**Data records:**
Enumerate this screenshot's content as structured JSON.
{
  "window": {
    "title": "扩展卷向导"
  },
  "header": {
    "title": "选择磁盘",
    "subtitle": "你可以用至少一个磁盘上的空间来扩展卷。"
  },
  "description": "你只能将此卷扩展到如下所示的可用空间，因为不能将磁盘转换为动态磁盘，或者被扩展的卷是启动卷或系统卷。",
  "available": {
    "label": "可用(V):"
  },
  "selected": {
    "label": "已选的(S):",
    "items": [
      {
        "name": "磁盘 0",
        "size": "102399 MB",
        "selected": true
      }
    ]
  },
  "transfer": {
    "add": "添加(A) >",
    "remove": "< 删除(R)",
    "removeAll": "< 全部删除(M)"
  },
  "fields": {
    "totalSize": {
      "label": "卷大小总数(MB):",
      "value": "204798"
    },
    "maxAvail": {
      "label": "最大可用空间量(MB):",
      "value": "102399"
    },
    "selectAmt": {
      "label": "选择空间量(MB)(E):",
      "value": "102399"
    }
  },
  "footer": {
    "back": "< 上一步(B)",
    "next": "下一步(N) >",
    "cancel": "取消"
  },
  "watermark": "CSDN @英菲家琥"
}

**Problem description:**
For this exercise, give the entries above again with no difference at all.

**Reply to the exercise:**
Enumerate this screenshot's content as structured JSON.
{
  "window": {
    "title": "扩展卷向导"
  },
  "header": {
    "title": "选择磁盘",
    "subtitle": "你可以用至少一个磁盘上的空间来扩展卷。"
  },
  "description": "你只能将此卷扩展到如下所示的可用空间，因为不能将磁盘转换为动态磁盘，或者被扩展的卷是启动卷或系统卷。",
  "available": {
    "label": "可用(V):"
  },
  "selected": {
    "label": "已选的(S):",
    "items": [
      {
        "name": "磁盘 0",
        "size": "102399 MB",
        "selected": true
      }
    ]
  },
  "transfer": {
    "add": "添加(A) >",
    "remove": "< 删除(R)",
    "removeAll": "< 全部删除(M)"
  },
  "fields": {
    "totalSize": {
      "label": "卷大小总数(MB):",
      "value": "204798"
    },
    "maxAvail": {
      "label": "最大可用空间量(MB):",
      "value": "102399"
    },
    "selectAmt": {
      "label": "选择空间量(MB)(E):",
      "value": "102399"
    }
  },
  "footer": {
    "back": "< 上一步(B)",
    "next": "下一步(N) >",
    "cancel": "取消"
  },
  "watermark": "CSDN @英菲家琥"
}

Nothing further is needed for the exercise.